Computer Terminology - L

This web page looks at some of the terminology associated with the Computer Industry. This appendix is not to be deemed as complete but does cover a large range of common terminology.

If you find a term not covered in this file you may Email Button and list the word (computer connected terminology ONLY). We will endeavour to locate the meaning and respond to you. If we consider it a common enough term, we will add it to our list. New terminology (with explanation) may also be submitted for consideration.

Index SIZE Numeric A B C D E F G H I J K L M N O P Q R S T U V W X Y Z

LAN: See Local Area Network.

leased line: A permanently established connection between computers over a dedicated phone line which is leased from a telephone carrier. See also dedicated line.

line noise: Static over a telephone line that interferes with network communications.

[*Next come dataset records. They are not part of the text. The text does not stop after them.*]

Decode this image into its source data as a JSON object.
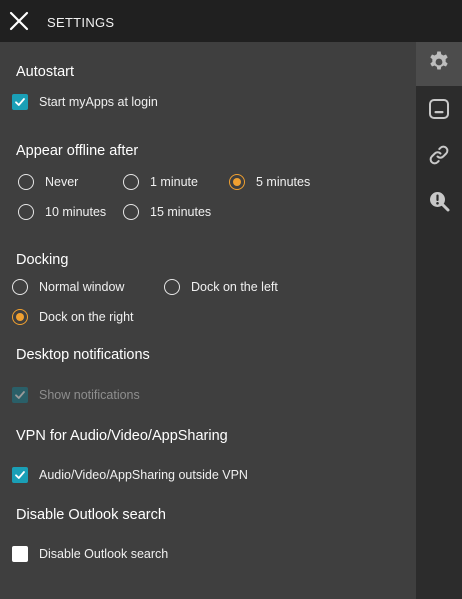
{
  "window": {
    "title": "SETTINGS"
  },
  "rail": {
    "items": [
      {
        "icon": "gear-icon",
        "active": true
      },
      {
        "icon": "chat-window-icon",
        "active": false
      },
      {
        "icon": "link-icon",
        "active": false
      },
      {
        "icon": "search-info-icon",
        "active": false
      }
    ]
  },
  "autostart": {
    "heading": "Autostart",
    "start_label": "Start myApps at login",
    "start_checked": true
  },
  "offline": {
    "heading": "Appear offline after",
    "options": [
      {
        "label": "Never",
        "selected": false
      },
      {
        "label": "1 minute",
        "selected": false
      },
      {
        "label": "5 minutes",
        "selected": true
      },
      {
        "label": "10 minutes",
        "selected": false
      },
      {
        "label": "15 minutes",
        "selected": false
      }
    ]
  },
  "docking": {
    "heading": "Docking",
    "options": [
      {
        "label": "Normal window",
        "selected": false
      },
      {
        "label": "Dock on the left",
        "selected": false
      },
      {
        "label": "Dock on the right",
        "selected": true
      }
    ]
  },
  "notifications": {
    "heading": "Desktop notifications",
    "show_label": "Show notifications",
    "show_checked": true,
    "show_disabled": true
  },
  "vpn": {
    "heading": "VPN for Audio/Video/AppSharing",
    "outside_label": "Audio/Video/AppSharing outside VPN",
    "outside_checked": true
  },
  "outlook": {
    "heading": "Disable Outlook search",
    "disable_label": "Disable Outlook search",
    "disable_checked": false
  },
  "colors": {
    "accent_check": "#1a9fb6",
    "accent_radio": "#f0a030",
    "titlebar": "#202020",
    "panel": "#3f3f3f",
    "rail": "#2c2c2c"
  }
}
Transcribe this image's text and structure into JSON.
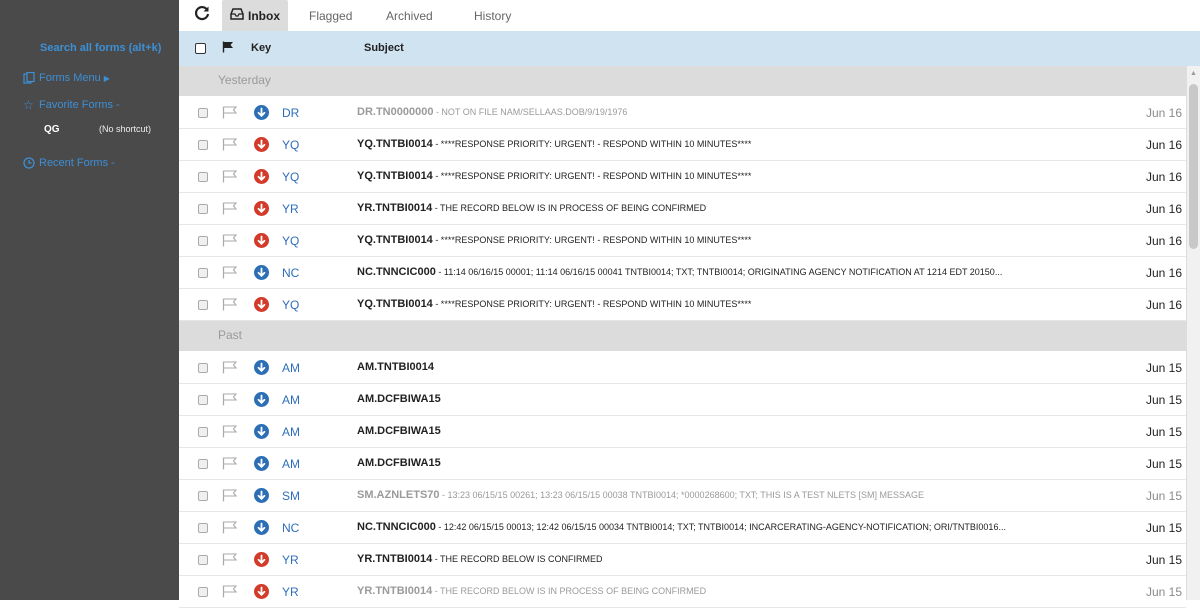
{
  "sidebar": {
    "search_label": "Search all forms (alt+k)",
    "forms_menu": "Forms Menu",
    "favorite_forms": "Favorite Forms",
    "favorite_caret": "-",
    "favorite_item_key": "QG",
    "favorite_item_shortcut": "(No shortcut)",
    "recent_forms": "Recent Forms",
    "recent_caret": "-"
  },
  "tabs": {
    "inbox": "Inbox",
    "flagged": "Flagged",
    "archived": "Archived",
    "history": "History"
  },
  "table_header": {
    "key": "Key",
    "subject": "Subject"
  },
  "groups": [
    {
      "label": "Yesterday",
      "rows": [
        {
          "read": true,
          "dir": "blue",
          "key": "DR",
          "subject_bold": "DR.TN0000000",
          "subject_rest": " - NOT ON FILE NAM/SELLAAS.DOB/9/19/1976",
          "date": "Jun 16"
        },
        {
          "read": false,
          "dir": "red",
          "key": "YQ",
          "subject_bold": "YQ.TNTBI0014",
          "subject_rest": " - ****RESPONSE PRIORITY: URGENT! - RESPOND WITHIN 10 MINUTES****",
          "date": "Jun 16"
        },
        {
          "read": false,
          "dir": "red",
          "key": "YQ",
          "subject_bold": "YQ.TNTBI0014",
          "subject_rest": " - ****RESPONSE PRIORITY: URGENT! - RESPOND WITHIN 10 MINUTES****",
          "date": "Jun 16"
        },
        {
          "read": false,
          "dir": "red",
          "key": "YR",
          "subject_bold": "YR.TNTBI0014",
          "subject_rest": " - THE RECORD BELOW IS IN PROCESS OF BEING CONFIRMED",
          "date": "Jun 16"
        },
        {
          "read": false,
          "dir": "red",
          "key": "YQ",
          "subject_bold": "YQ.TNTBI0014",
          "subject_rest": " - ****RESPONSE PRIORITY: URGENT! - RESPOND WITHIN 10 MINUTES****",
          "date": "Jun 16"
        },
        {
          "read": false,
          "dir": "blue",
          "key": "NC",
          "subject_bold": "NC.TNNCIC000",
          "subject_rest": " - 11:14 06/16/15 00001; 11:14 06/16/15 00041 TNTBI0014; TXT; TNTBI0014; ORIGINATING AGENCY NOTIFICATION AT 1214 EDT 20150...",
          "date": "Jun 16"
        },
        {
          "read": false,
          "dir": "red",
          "key": "YQ",
          "subject_bold": "YQ.TNTBI0014",
          "subject_rest": " - ****RESPONSE PRIORITY: URGENT! - RESPOND WITHIN 10 MINUTES****",
          "date": "Jun 16"
        }
      ]
    },
    {
      "label": "Past",
      "rows": [
        {
          "read": false,
          "dir": "blue",
          "key": "AM",
          "subject_bold": "AM.TNTBI0014",
          "subject_rest": "",
          "date": "Jun 15"
        },
        {
          "read": false,
          "dir": "blue",
          "key": "AM",
          "subject_bold": "AM.DCFBIWA15",
          "subject_rest": "",
          "date": "Jun 15"
        },
        {
          "read": false,
          "dir": "blue",
          "key": "AM",
          "subject_bold": "AM.DCFBIWA15",
          "subject_rest": "",
          "date": "Jun 15"
        },
        {
          "read": false,
          "dir": "blue",
          "key": "AM",
          "subject_bold": "AM.DCFBIWA15",
          "subject_rest": "",
          "date": "Jun 15"
        },
        {
          "read": true,
          "dir": "blue",
          "key": "SM",
          "subject_bold": "SM.AZNLETS70",
          "subject_rest": " - 13:23 06/15/15 00261; 13:23 06/15/15 00038 TNTBI0014; *0000268600; TXT; THIS IS A TEST NLETS [SM] MESSAGE",
          "date": "Jun 15"
        },
        {
          "read": false,
          "dir": "blue",
          "key": "NC",
          "subject_bold": "NC.TNNCIC000",
          "subject_rest": " - 12:42 06/15/15 00013; 12:42 06/15/15 00034 TNTBI0014; TXT; TNTBI0014; INCARCERATING-AGENCY-NOTIFICATION; ORI/TNTBI0016...",
          "date": "Jun 15"
        },
        {
          "read": false,
          "dir": "red",
          "key": "YR",
          "subject_bold": "YR.TNTBI0014",
          "subject_rest": " - THE RECORD BELOW IS CONFIRMED",
          "date": "Jun 15"
        },
        {
          "read": true,
          "dir": "red",
          "key": "YR",
          "subject_bold": "YR.TNTBI0014",
          "subject_rest": " - THE RECORD BELOW IS IN PROCESS OF BEING CONFIRMED",
          "date": "Jun 15"
        }
      ]
    }
  ]
}
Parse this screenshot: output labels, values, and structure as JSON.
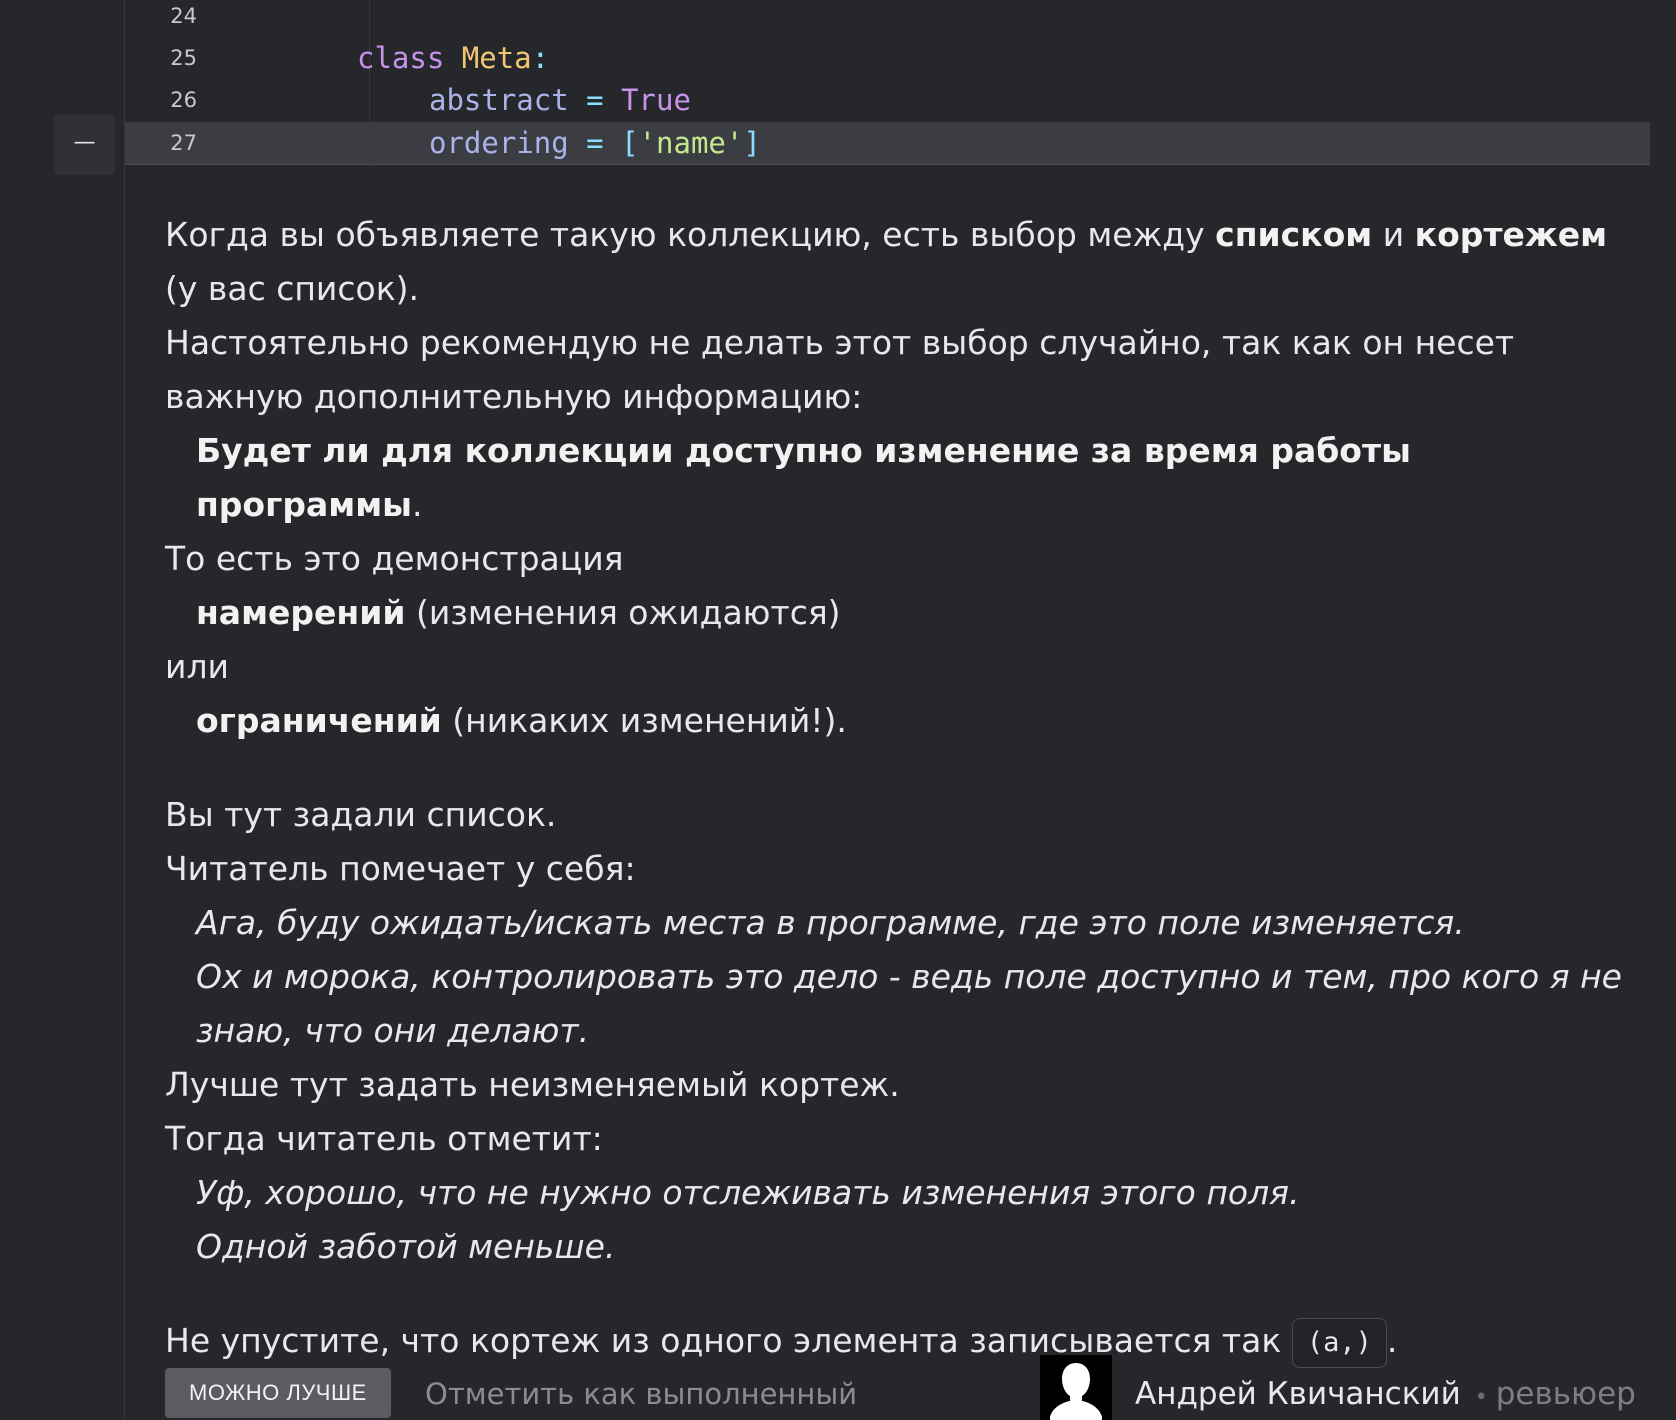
{
  "code": {
    "lines": [
      {
        "number": "24"
      },
      {
        "number": "25",
        "keyword": "class",
        "class_name": "Meta",
        "colon": ":"
      },
      {
        "number": "26",
        "attr": "abstract",
        "op": "=",
        "value": "True"
      },
      {
        "number": "27",
        "attr": "ordering",
        "op": "=",
        "open": "[",
        "string": "'name'",
        "close": "]"
      }
    ]
  },
  "collapse_button": {
    "label": "—"
  },
  "comment": {
    "p1_a": "Когда вы объявляете такую коллекцию, есть выбор между ",
    "p1_b": "списком",
    "p1_c": " и ",
    "p1_d": "кортежем",
    "p1_e": " (у вас список).",
    "p2": "Настоятельно рекомендую не делать этот выбор случайно, так как он несет важную дополнительную информацию:",
    "p3_b": "Будет ли для коллекции доступно изменение за время работы программы",
    "p3_e": ".",
    "p4": "То есть это демонстрация",
    "p5_b": "намерений",
    "p5_e": " (изменения ожидаются)",
    "p6": "или",
    "p7_b": "ограничений",
    "p7_e": " (никаких изменений!).",
    "p8": "Вы тут задали список.",
    "p9": "Читатель помечает у себя:",
    "p10": "Ага, буду ожидать/искать места в программе, где это поле изменяется.",
    "p11": "Ох и морока, контролировать это дело - ведь поле доступно и тем, про кого я не знаю, что они делают.",
    "p12": "Лучше тут задать неизменяемый кортеж.",
    "p13": "Тогда читатель отметит:",
    "p14": "Уф, хорошо, что не нужно отслеживать изменения этого поля.",
    "p15": "Одной заботой меньше.",
    "p16_a": "Не упустите, что кортеж из одного элемента записывается так ",
    "p16_code": "(a,)",
    "p16_e": "."
  },
  "footer": {
    "badge": "МОЖНО ЛУЧШЕ",
    "mark_done": "Отметить как выполненный",
    "author_name": "Андрей Квичанский",
    "separator": "•",
    "author_role": "ревьюер"
  },
  "colors": {
    "background": "#26272b",
    "keyword": "#c792ea",
    "class_name": "#f2c572",
    "string": "#c3e88d",
    "badge": "#5b5c62"
  }
}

link: A highlighted word or picture within a hypertext document that when clicked bring you to another place within the document or to another document altogether. See also hyperlink.

list server: An automated mailing list distribution system. List servers maintain a list of email addresses to be used for mass emailing. Subscribing and unsubscribing to the list is accomplished by sending a properly formatted email message to the list server.

Linux: An alternative operating system developed initially by Linus Torvalds in 1991 and is a Unix like system for the Personal Computer.

Local Area Network (LAN): Two or more computers connected by cable and using a suitable operating system and application software so they can directly share hard disks, printers, other peripherals, and files. The network operates within a defined localised area.

LOL: Abbreviation for Laughing Out Loud.

loop: A programming technique of creating a series of repeating actions. Usually, there is some event specified as part of the loop which triggers the ending of the repetitious action.

lurk: To hang out in an area without directly participating. For example, when you're new to a discussion group or chat room, it's a good idea to lurk and become familiar with its scope and general rules before posting. Lurking is perfectly acceptable in cyberspace; the negative connotations of the standard English usage does not apply. See also "delurk".

© Design by Compsale - May 2005